E. Coli Outbreak Sparks Political Tension In Europe

Originally published on June 2, 2011 5:39 pm

The E. Coli outbreak that has killed 17 people across Europe is also causing political tension. Today, Russia announced that it has banned imports of fresh vegetables from the European Union.

NPR's Philip Reeves reports that the European Union came out in protest just as quickly.

"We don't think that's the right move," said Frédéric Vincent, health spokesman for the European Commission. "We think this is disproportionate and we have a safety system in the E.U., which is working. We do have a health situation at the moment in Germany, but we're dealing with it."

The outbreak of a rare strain of E. Coli started in Germany and has spread across Europe. The Germans first blamed cucumbers from Spain for the outbreak but, just as quickly, backed away from the assertion saying the bacteria is likely linked to salad vegetables.

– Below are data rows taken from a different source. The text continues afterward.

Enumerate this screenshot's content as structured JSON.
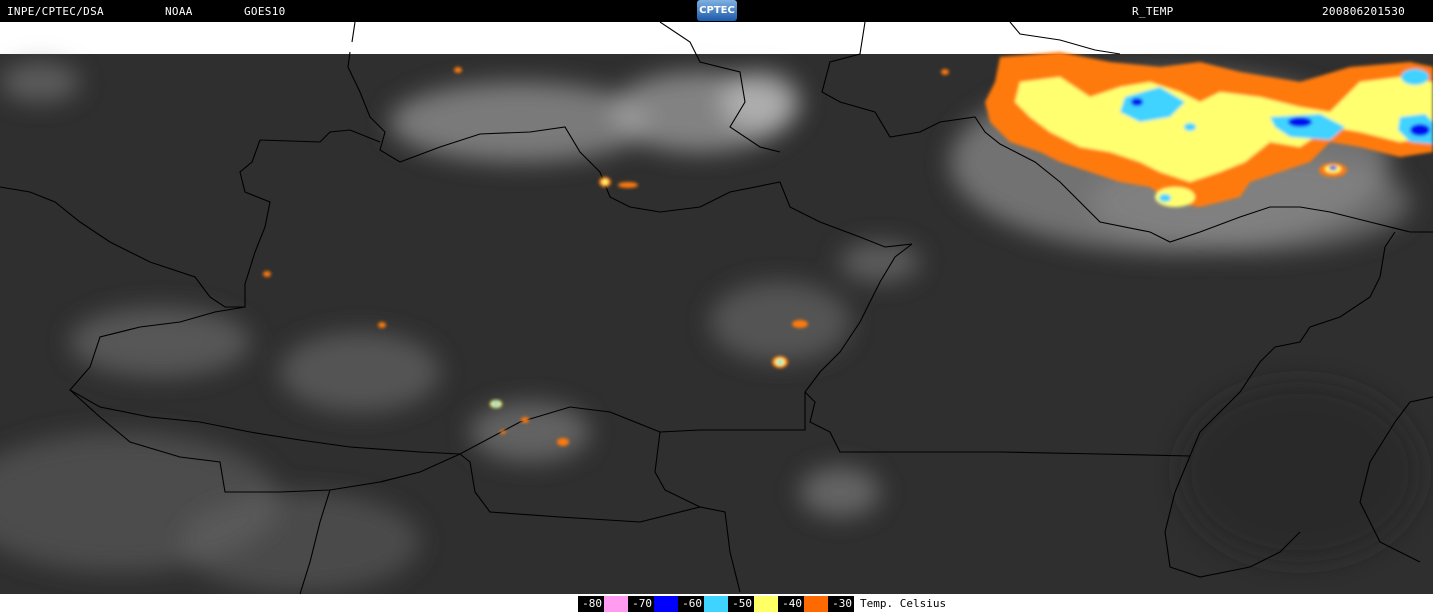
{
  "header": {
    "org": "INPE/CPTEC/DSA",
    "agency": "NOAA",
    "satellite": "GOES10",
    "logo_text": "CPTEC",
    "product": "R_TEMP",
    "timestamp": "200806201530"
  },
  "legend": {
    "entries": [
      {
        "label": "-80",
        "color": "#ff9bf0"
      },
      {
        "label": "-70",
        "color": "#0000ff"
      },
      {
        "label": "-60",
        "color": "#3fd3ff"
      },
      {
        "label": "-50",
        "color": "#ffff66"
      },
      {
        "label": "-40",
        "color": "#ff6a00"
      },
      {
        "label": "-30",
        "color": ""
      }
    ],
    "unit": "Temp. Celsius"
  },
  "colors": {
    "background": "#2b2b2b",
    "cloud": "#b9b9b9",
    "border_line": "#000000",
    "orange": "#ff7a10",
    "yellow": "#ffff70",
    "cyan": "#3fd3ff",
    "blue": "#0010f0"
  }
}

Philip reports that the frustration is being felt in food stands in Madrid, where no one will buy cucumbers and in Valencia, where, in protest, farmers dumped a pile of fruit and vegetables in front of the German consulate:

Reuters reports that European vegetable ban comes just a week before Russia was to meet with European leaders to talk about its protectionist trade measures. Russia is looking to join the World Trade Organization.

The E. coli outbreak, however, has given the Russian government ample opportunity to take shots at Europe.

"The kind of things that have been happening in the EU for a whole month do not even happen in African countries," Gennady Onishchenko, head of the Russian consumer protection agency Rospotrebnadzor, told Reuters. "I would call the action of the EU health regulators and the other European bodies responsible for this disgrace unprofessional and irresponsible."

RIA Novosti reports that Russia's Foreign Ministry Spokesman Alexander Lukashevich said the country would give the European Commission "a full explanation" of its ban. But Lukashevich defended the ban:

"Of course, nobody wants to get sick, and...this is a natural protective measure," Lukashevich said.

"I know that the agriculture commissioner sent a letter," he added. "An explanation will be given in terms of international practice in such cases. The precedent is very serious. Naturally, any state would protect its market so that it doesn't receive such 'gifts.'"

Reuters reports Lukashevich went on to say that cucumbers from Moscow "are the best."

Copyright 2015 NPR. To see more, visit http://www.npr.org/.